- What you should do -
Only the number is wanted: state how many lines of the data below contain the word "Google".

Segment Start: Material for the task

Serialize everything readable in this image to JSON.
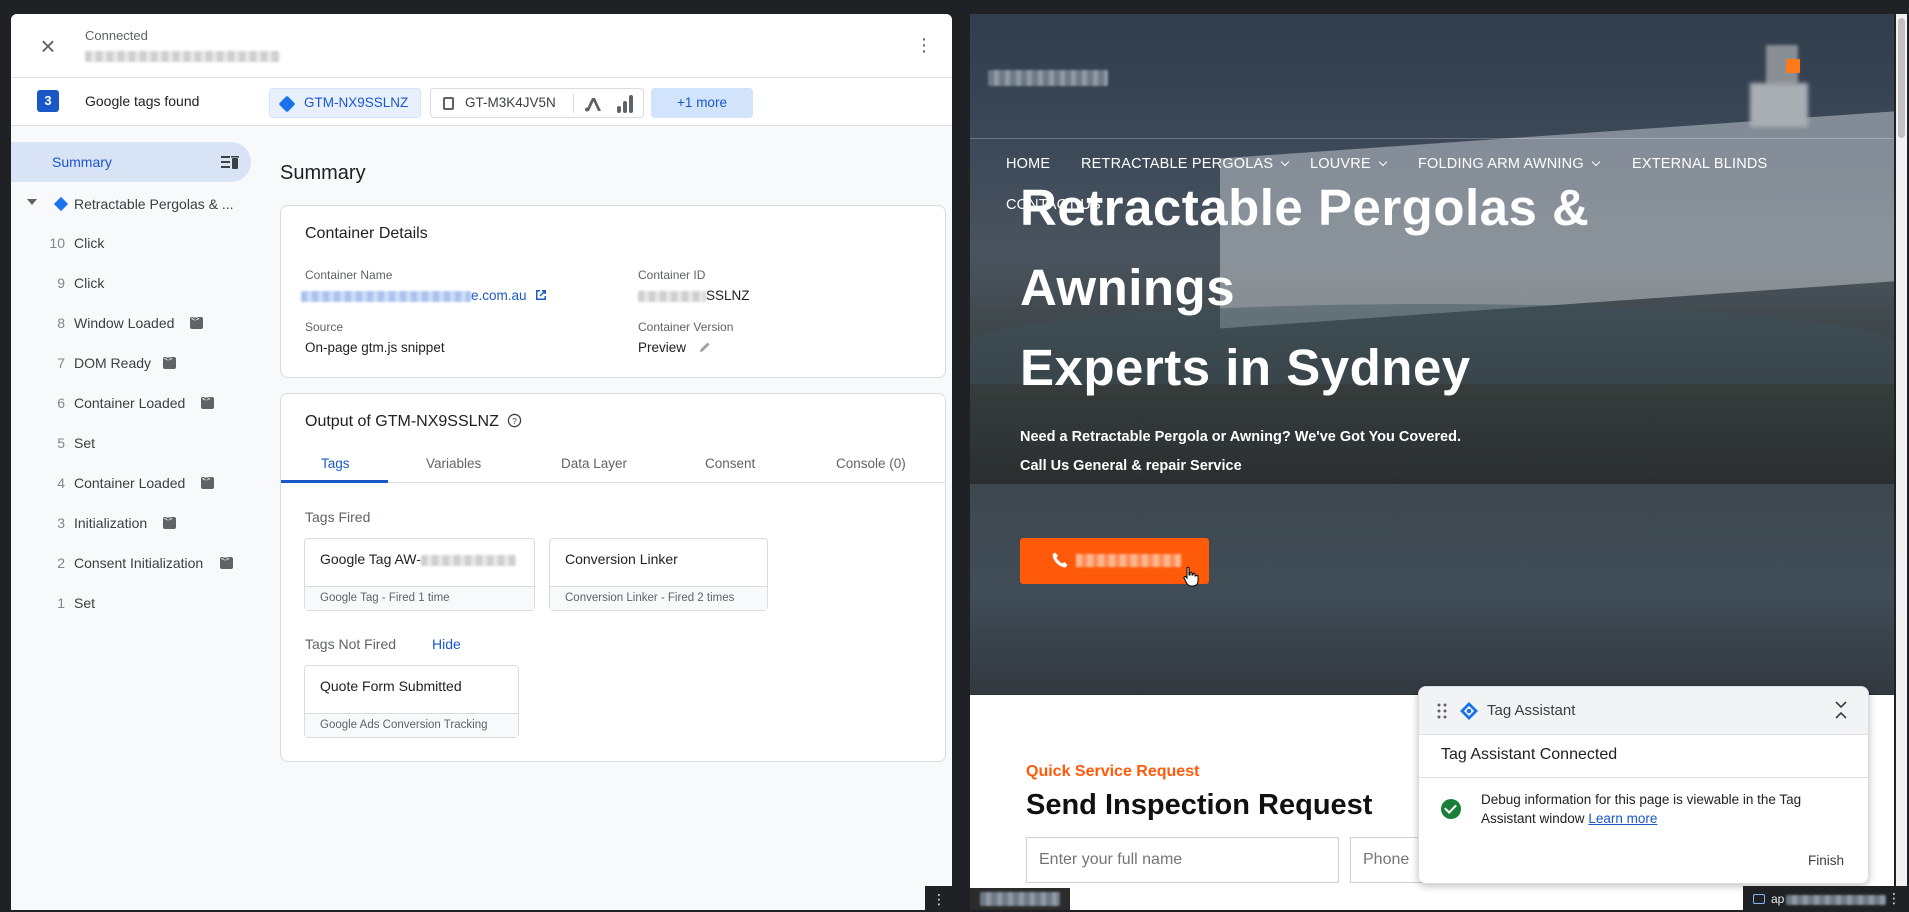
{
  "left_panel": {
    "status": "Connected",
    "tags_found_count": "3",
    "tags_found_label": "Google tags found",
    "chips": {
      "gtm": "GTM-NX9SSLNZ",
      "gt": "GT-M3K4JV5N",
      "more": "+1 more"
    },
    "sidebar": {
      "summary": "Summary",
      "page": "Retractable Pergolas & ...",
      "events": [
        {
          "num": "10",
          "name": "Click",
          "icon": false
        },
        {
          "num": "9",
          "name": "Click",
          "icon": false
        },
        {
          "num": "8",
          "name": "Window Loaded",
          "icon": true
        },
        {
          "num": "7",
          "name": "DOM Ready",
          "icon": true
        },
        {
          "num": "6",
          "name": "Container Loaded",
          "icon": true
        },
        {
          "num": "5",
          "name": "Set",
          "icon": false
        },
        {
          "num": "4",
          "name": "Container Loaded",
          "icon": true
        },
        {
          "num": "3",
          "name": "Initialization",
          "icon": true
        },
        {
          "num": "2",
          "name": "Consent Initialization",
          "icon": true
        },
        {
          "num": "1",
          "name": "Set",
          "icon": false
        }
      ]
    },
    "summary_title": "Summary",
    "container_details": {
      "title": "Container Details",
      "name_label": "Container Name",
      "name_value": "e.com.au",
      "id_label": "Container ID",
      "id_value": "SSLNZ",
      "source_label": "Source",
      "source_value": "On-page gtm.js snippet",
      "version_label": "Container Version",
      "version_value": "Preview"
    },
    "output": {
      "title": "Output of GTM-NX9SSLNZ",
      "tabs": [
        "Tags",
        "Variables",
        "Data Layer",
        "Consent",
        "Console (0)"
      ],
      "tags_fired_label": "Tags Fired",
      "fired": [
        {
          "title": "Google Tag AW-",
          "sub": "Google Tag - Fired 1 time"
        },
        {
          "title": "Conversion Linker",
          "sub": "Conversion Linker - Fired 2 times"
        }
      ],
      "not_fired_label": "Tags Not Fired",
      "hide_label": "Hide",
      "not_fired": [
        {
          "title": "Quote Form Submitted",
          "sub": "Google Ads Conversion Tracking"
        }
      ]
    }
  },
  "website": {
    "nav": {
      "home": "HOME",
      "pergolas": "RETRACTABLE PERGOLAS",
      "louvre": "LOUVRE",
      "folding": "FOLDING ARM AWNING",
      "blinds": "EXTERNAL BLINDS",
      "contact": "CONTACT US"
    },
    "hero": {
      "line1": "Retractable Pergolas &",
      "line2": "Awnings",
      "line3": "Experts in Sydney",
      "lead1": "Need a Retractable Pergola or Awning? We've Got You Covered.",
      "lead2": "Call Us General & repair Service"
    },
    "form": {
      "kicker": "Quick Service Request",
      "title": "Send Inspection Request",
      "name_placeholder": "Enter your full name",
      "phone_placeholder": "Phone"
    },
    "accent_color": "#ff5a0a"
  },
  "tag_assistant": {
    "title": "Tag Assistant",
    "connected": "Tag Assistant Connected",
    "message": "Debug information for this page is viewable in the Tag Assistant window",
    "learn_more": "Learn more",
    "finish": "Finish"
  },
  "url_pill": {
    "text": "ap"
  }
}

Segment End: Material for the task

- Task response -
4